During the breeding season the birds are very tame. The puffins seem to have no fear whatever, though wary enough when on the water and away from their nests. We captured several of them with a landing net, but let them go again. I have sat for hours within a few feet of these birds, making sketches of them and no better place could an artist find for studying the habits and attitudes of sea birds than this wild, rocky isle off the Irish coast.

The puffins and razorbills seem to keep on friendly terms enough with one another but will not permit the gannets or seagulls to associate with them. I have watched the puffins and razorbills sitting side by side in the most friendly manner. The puffins, with their furrowed and painted beaks, remind one strongly of the highly coloured pasteboard noses of preponderous shape and size which decorate the windows of the toy shops at Christmas time; this, with their look of utter indifference, strike one as very laughable. For pugnacity and impudence, a town-bred cock-sparrow is difficult to beat, but for a look of thorough contentment and utter indifference to all surroundings, commend me to a puffin on the Bull Rock.

1905 CIL photograph in the National Library Ireland

We made a good collection of eggs, the gannet, puffin, razorbill and kittiwakes being very plentiful, but difficult to get at; one has to stick as close to the rock as a limpet when creeping along the narrow ledges of the precipices, only a few inches wide.

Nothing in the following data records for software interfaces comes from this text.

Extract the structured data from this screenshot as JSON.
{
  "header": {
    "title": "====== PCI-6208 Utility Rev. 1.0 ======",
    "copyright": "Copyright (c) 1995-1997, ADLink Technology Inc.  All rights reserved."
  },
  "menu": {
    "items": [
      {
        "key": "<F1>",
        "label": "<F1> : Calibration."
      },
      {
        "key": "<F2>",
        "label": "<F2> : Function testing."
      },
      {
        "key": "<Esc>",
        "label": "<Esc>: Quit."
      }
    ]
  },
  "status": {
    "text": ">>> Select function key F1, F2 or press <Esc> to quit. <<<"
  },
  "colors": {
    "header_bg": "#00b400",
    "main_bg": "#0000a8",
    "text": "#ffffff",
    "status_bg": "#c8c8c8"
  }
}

This is very dangerous work to one not accustomed to it, as a false step, or a loose stone, will end your egg-collecting days forever in this world. It was only a few weeks ago one of the light-keepers on the Tearaght, one of the Blasket group of islands off the Kerry coast, lost his life while collecting ‘sea-parrot’s’ eggs. He was on a very dangerous part of the rock at the time, and was in the act of taking a puffin’s egg, when the bird, which happened to be in the hole at the time, bit his finger and, in suddenly pulling back his hand, he overbalanced himself and fell backwards, rolling down some 50 feet of the sloping part of the rock, and then disappeared over the precipice some 400ft into the sea below. His body was never recovered.

View of Bull Rock from Dursey Island. The greenery is on the Cow Rock which lies between the two. The author of the piece above visited the Cow Rock subsequently  and found the eggs much more easy to access as the top of that rock is broader and flatter.

Puffin (the keeper he killed on Tearaght was called Daniel Morgan)





  1. Talk about taking yer life in yer hand Pete, and literally in the case of youn light keeper

  2. Very unfair of you to blame that actual puffin for the murder.
    He/She looks blameless to me…